Phishing has begun to grow at a epidemic rate, but beware of spyware - it's as bad, says Simon Moores.
I find it amusing to read a prediction that identity cards will become universal by 2009, not simply as a measure against fraud, identity theft or the threat of terrorism but to defend us against spam. It is being suggested, that any e-mail not linked to a digital identity will be ignored.
Ironically, news appeared last week, that Microsoft whose popular Hotmail service has been synonymous with spam until it was aggressively cleaned up last year, has now contracted for a service which allows e-mail from so-called "legitimate" companies to more easily reach people's inboxes.
Of course, what counts as fair-play marketing on one side of the Atlantic isn’t viewed as quite the same on the other.
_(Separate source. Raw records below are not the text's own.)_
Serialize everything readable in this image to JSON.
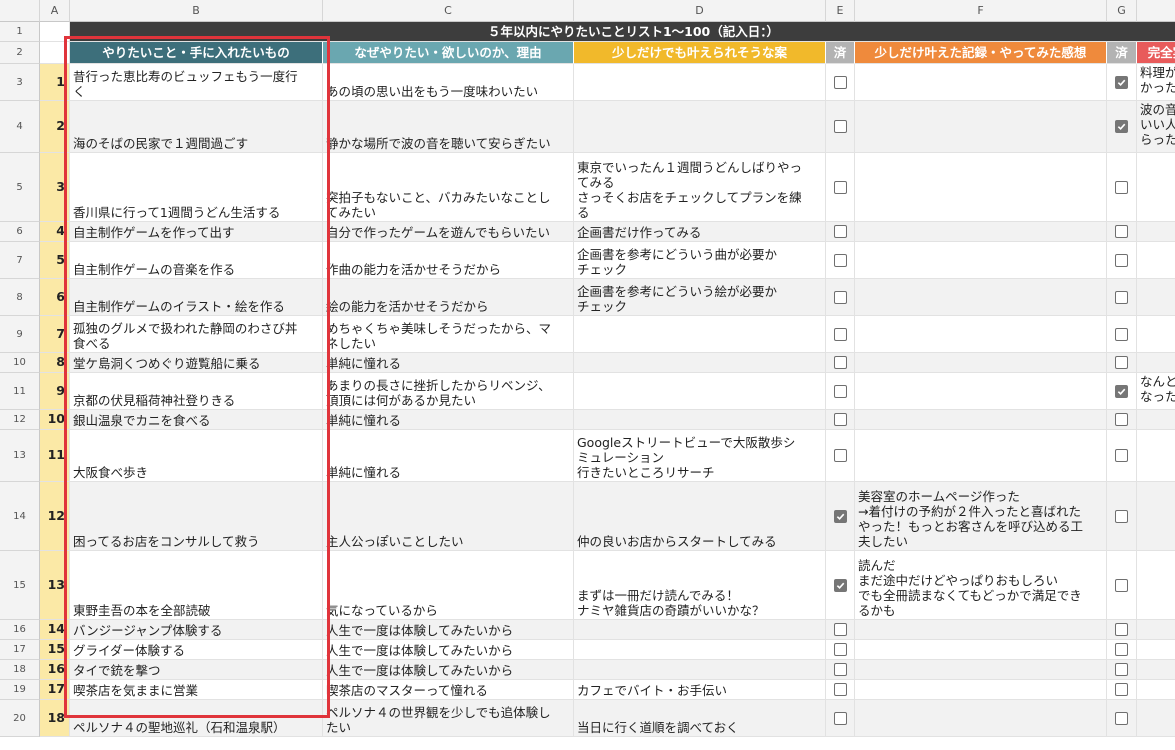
{
  "column_headers": [
    "A",
    "B",
    "C",
    "D",
    "E",
    "F",
    "G"
  ],
  "title": "５年以内にやりたいことリスト1〜100（記入日：）",
  "headers": {
    "b": "やりたいこと・手に入れたいもの",
    "c": "なぜやりたい・欲しいのか、理由",
    "d": "少しだけでも叶えられそうな案",
    "e": "済",
    "f": "少しだけ叶えた記録・やってみた感想",
    "g": "済",
    "h": "完全実"
  },
  "header_colors": {
    "b": "#3d6f7b",
    "c": "#6aa7b0",
    "d": "#f1b92b",
    "e": "#b3b3b3",
    "f": "#ef8a3c",
    "g": "#b3b3b3",
    "h": "#e85b5b"
  },
  "rows": [
    {
      "row": "3",
      "num": "1",
      "b": "昔行った恵比寿のビュッフェもう一度行\nく",
      "c": "あの頃の思い出をもう一度味わいたい",
      "d": "",
      "e": false,
      "f": "",
      "g": true,
      "h": "料理が\nかった"
    },
    {
      "row": "4",
      "num": "2",
      "b": "海のそばの民家で１週間過ごす",
      "c": "静かな場所で波の音を聴いて安らぎたい",
      "d": "",
      "e": false,
      "f": "",
      "g": true,
      "h": "波の音\nいい人\nらった"
    },
    {
      "row": "5",
      "num": "3",
      "b": "香川県に行って1週間うどん生活する",
      "c": "突拍子もないこと、バカみたいなことし\nてみたい",
      "d": "東京でいったん１週間うどんしばりやっ\nてみる\nさっそくお店をチェックしてプランを練\nる",
      "e": false,
      "f": "",
      "g": false,
      "h": ""
    },
    {
      "row": "6",
      "num": "4",
      "b": "自主制作ゲームを作って出す",
      "c": "自分で作ったゲームを遊んでもらいたい",
      "d": "企画書だけ作ってみる",
      "e": false,
      "f": "",
      "g": false,
      "h": ""
    },
    {
      "row": "7",
      "num": "5",
      "b": "自主制作ゲームの音楽を作る",
      "c": "作曲の能力を活かせそうだから",
      "d": "企画書を参考にどういう曲が必要か\nチェック",
      "e": false,
      "f": "",
      "g": false,
      "h": ""
    },
    {
      "row": "8",
      "num": "6",
      "b": "自主制作ゲームのイラスト・絵を作る",
      "c": "絵の能力を活かせそうだから",
      "d": "企画書を参考にどういう絵が必要か\nチェック",
      "e": false,
      "f": "",
      "g": false,
      "h": ""
    },
    {
      "row": "9",
      "num": "7",
      "b": "孤独のグルメで扱われた静岡のわさび丼\n食べる",
      "c": "めちゃくちゃ美味しそうだったから、マ\nネしたい",
      "d": "",
      "e": false,
      "f": "",
      "g": false,
      "h": ""
    },
    {
      "row": "10",
      "num": "8",
      "b": "堂ケ島洞くつめぐり遊覧船に乗る",
      "c": "単純に憧れる",
      "d": "",
      "e": false,
      "f": "",
      "g": false,
      "h": ""
    },
    {
      "row": "11",
      "num": "9",
      "b": "京都の伏見稲荷神社登りきる",
      "c": "あまりの長さに挫折したからリベンジ、\n頂頂には何があるか見たい",
      "d": "",
      "e": false,
      "f": "",
      "g": true,
      "h": "なんと\nなった"
    },
    {
      "row": "12",
      "num": "10",
      "b": "銀山温泉でカニを食べる",
      "c": "単純に憧れる",
      "d": "",
      "e": false,
      "f": "",
      "g": false,
      "h": ""
    },
    {
      "row": "13",
      "num": "11",
      "b": "大阪食べ歩き",
      "c": "単純に憧れる",
      "d": "Googleストリートビューで大阪散歩シ\nミュレーション\n行きたいところリサーチ",
      "e": false,
      "f": "",
      "g": false,
      "h": ""
    },
    {
      "row": "14",
      "num": "12",
      "b": "困ってるお店をコンサルして救う",
      "c": "主人公っぽいことしたい",
      "d": "仲の良いお店からスタートしてみる",
      "e": true,
      "f": "美容室のホームページ作った\n→着付けの予約が２件入ったと喜ばれた\nやった！もっとお客さんを呼び込める工\n夫したい",
      "g": false,
      "h": ""
    },
    {
      "row": "15",
      "num": "13",
      "b": "東野圭吾の本を全部読破",
      "c": "気になっているから",
      "d": "まずは一冊だけ読んでみる！\nナミヤ雑貨店の奇蹟がいいかな？",
      "e": true,
      "f": "読んだ\nまだ途中だけどやっぱりおもしろい\nでも全冊読まなくてもどっかで満足でき\nるかも",
      "g": false,
      "h": ""
    },
    {
      "row": "16",
      "num": "14",
      "b": "バンジージャンプ体験する",
      "c": "人生で一度は体験してみたいから",
      "d": "",
      "e": false,
      "f": "",
      "g": false,
      "h": ""
    },
    {
      "row": "17",
      "num": "15",
      "b": "グライダー体験する",
      "c": "人生で一度は体験してみたいから",
      "d": "",
      "e": false,
      "f": "",
      "g": false,
      "h": ""
    },
    {
      "row": "18",
      "num": "16",
      "b": "タイで銃を撃つ",
      "c": "人生で一度は体験してみたいから",
      "d": "",
      "e": false,
      "f": "",
      "g": false,
      "h": ""
    },
    {
      "row": "19",
      "num": "17",
      "b": "喫茶店を気ままに営業",
      "c": "喫茶店のマスターって憧れる",
      "d": "カフェでバイト・お手伝い",
      "e": false,
      "f": "",
      "g": false,
      "h": ""
    },
    {
      "row": "20",
      "num": "18",
      "b": "ペルソナ４の聖地巡礼（石和温泉駅）",
      "c": "ペルソナ４の世界観を少しでも追体験し\nたい",
      "d": "当日に行く道順を調べておく",
      "e": false,
      "f": "",
      "g": false,
      "h": ""
    }
  ]
}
After all, American football doesn’t have an offside rule and "sacking the quarterback" is the best parallel I can find to describe what happens when a US marketing company captures your e-mail address.
Allowing "legitimate" e-mail through spam filters - following the deposit of a $20,000 bond - may sound like a good idea but I very much doubt it will have any direct impact on the greater spam problem, which is steadily creeping into an unholy alliance with organised crime, as illustrated by the escalating number of phishing attacks in the first four months of this year.
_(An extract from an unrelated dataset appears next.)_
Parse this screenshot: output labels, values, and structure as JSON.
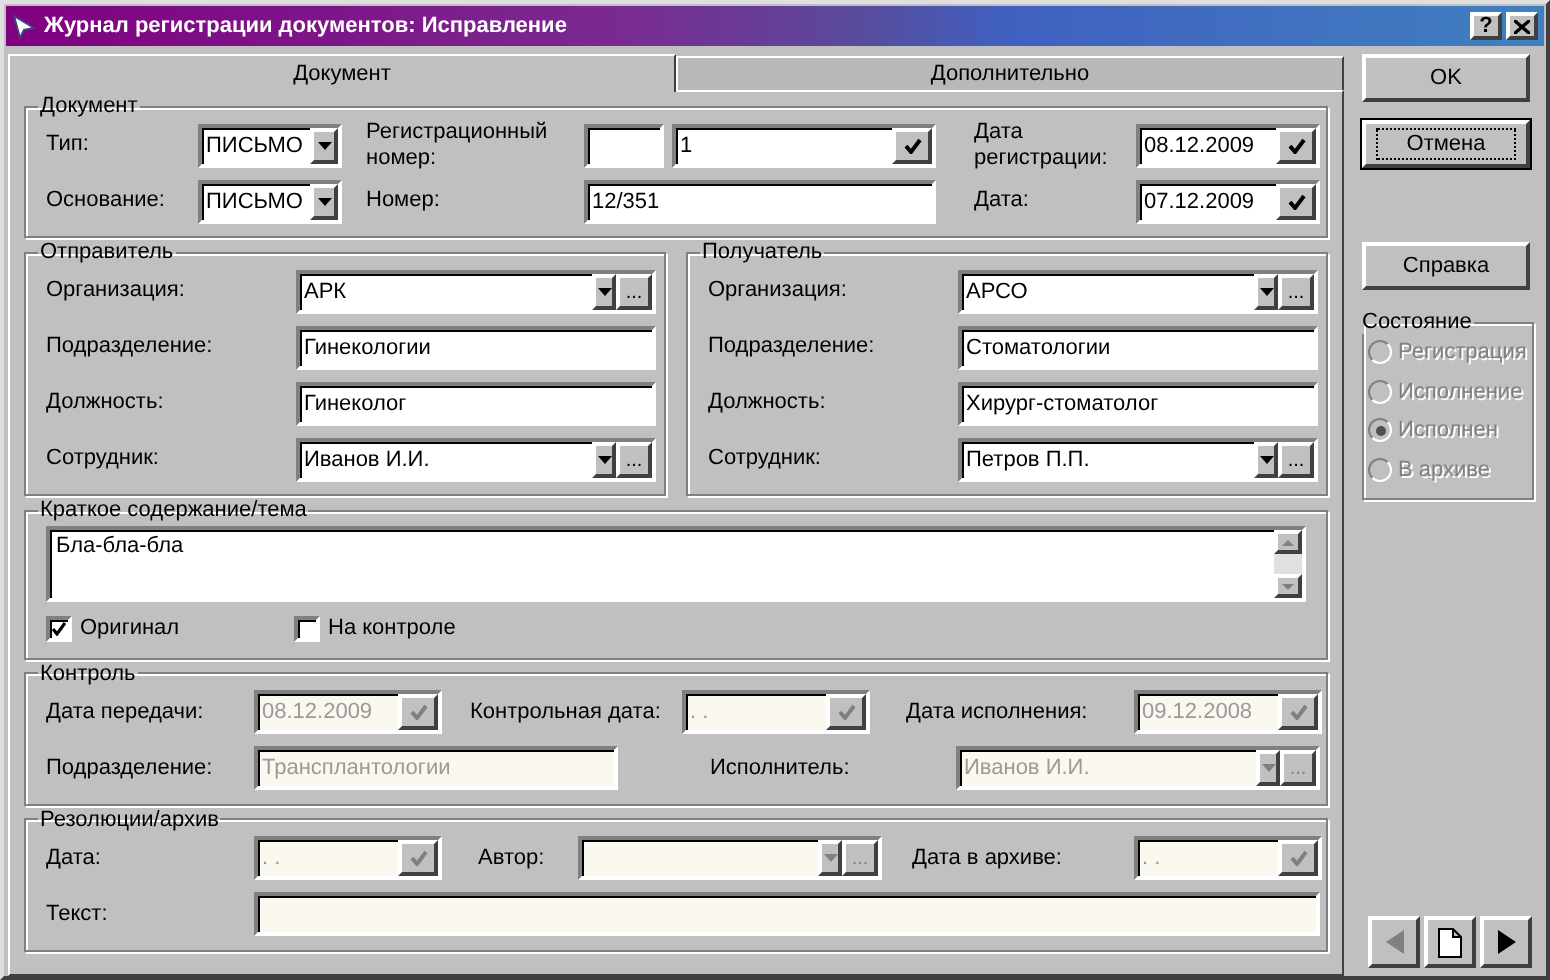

The latest study from Gartner has found that such online scams, which use e-mail messages and web pages designed to look like correspondence from legitimate online businesses and frequently banks, are successfully tricking online consumers into divulging sensitive information to criminals.
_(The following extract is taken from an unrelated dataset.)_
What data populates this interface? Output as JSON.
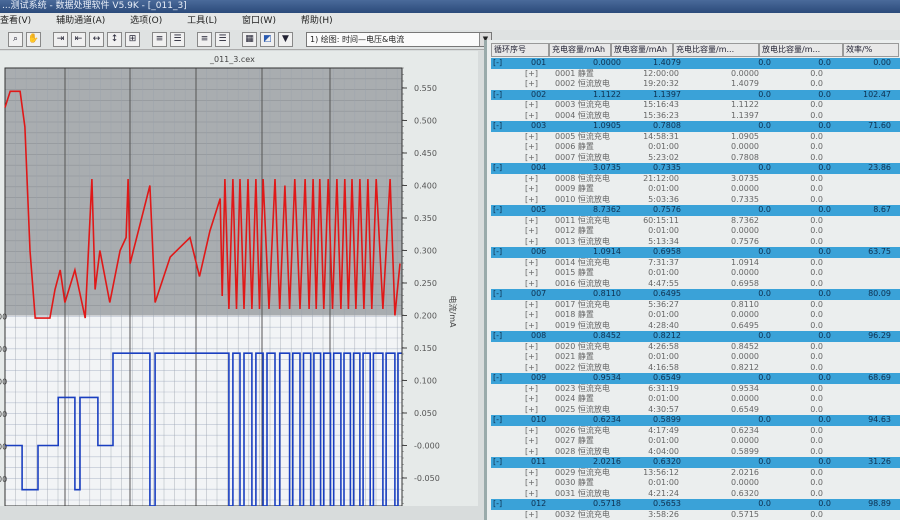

I’m now so wary of spoofed URLs that if I can’t log into my bank first time around, I will unload the browser before a second attempt to avoid any chance of my password details being captured.
In a US study of 5,000 adults, Gartner found that a relatively low number of respondents, around 3%, reported being caught by a phishing exploit but if this figure is extrapolated, then as many as 30 million people may have experienced a phishing attack and almost two million American adults could have become victims of the "phisher kings".
Netcraft reports that the rise of phishing has followed a trajectory that is remarkably similar to that of spam.
Like spam, phishing in the early days was a relatively rare annoyance, but has recently begun growing to epidemic proportions: phishing attacks jumped 43% in March with over 400 unique scams.
It also points out that the technical virtuosity of this scam is an indication of how fast this field is evolving and that the form of this intricate, low-level attack presupposes a machine running Windows and its default applications. In other words, it depends on the popularity of Microsoft.
Only last week, Computer Weekly reported that the National Hi-Tech Crime Unit had arrested 12 eastern Europeans who were suspected of laundering funds obtained from the victims through phishing.
Using advertisements in newspapers and often posing as charities, criminal gangs are now actively seeking to recruit internet users, in the UK to launder money stolen from online bank accounts of victims who have been duped into handing over their account details.
If the growing threat and irritation from spam and phishing isn’t bad enough, Spyware comes pretty close.
Last week I downloaded Spybot, a shareware spy program killer from the web and discovered that even my heavily protected PC was riddled with little spy applications, following my interests, habits and probably much more.
Take my advice, just say "No" to spyware and follow my example - wipe it off your system today.
Setting the world to rights with the collected thoughts and opinions of leading industry analyst Dr Simon Moores of Zentelligence.
Acting globally, Zentelligence (Research) advises governments, suppliers, business and the media on the evolution, application and delivery of leading-edge technologies and specialises in the areas of eGovernment and information security.
For further information on Zentelligence and its research, presentation and analyst services visit www.zentelligence.com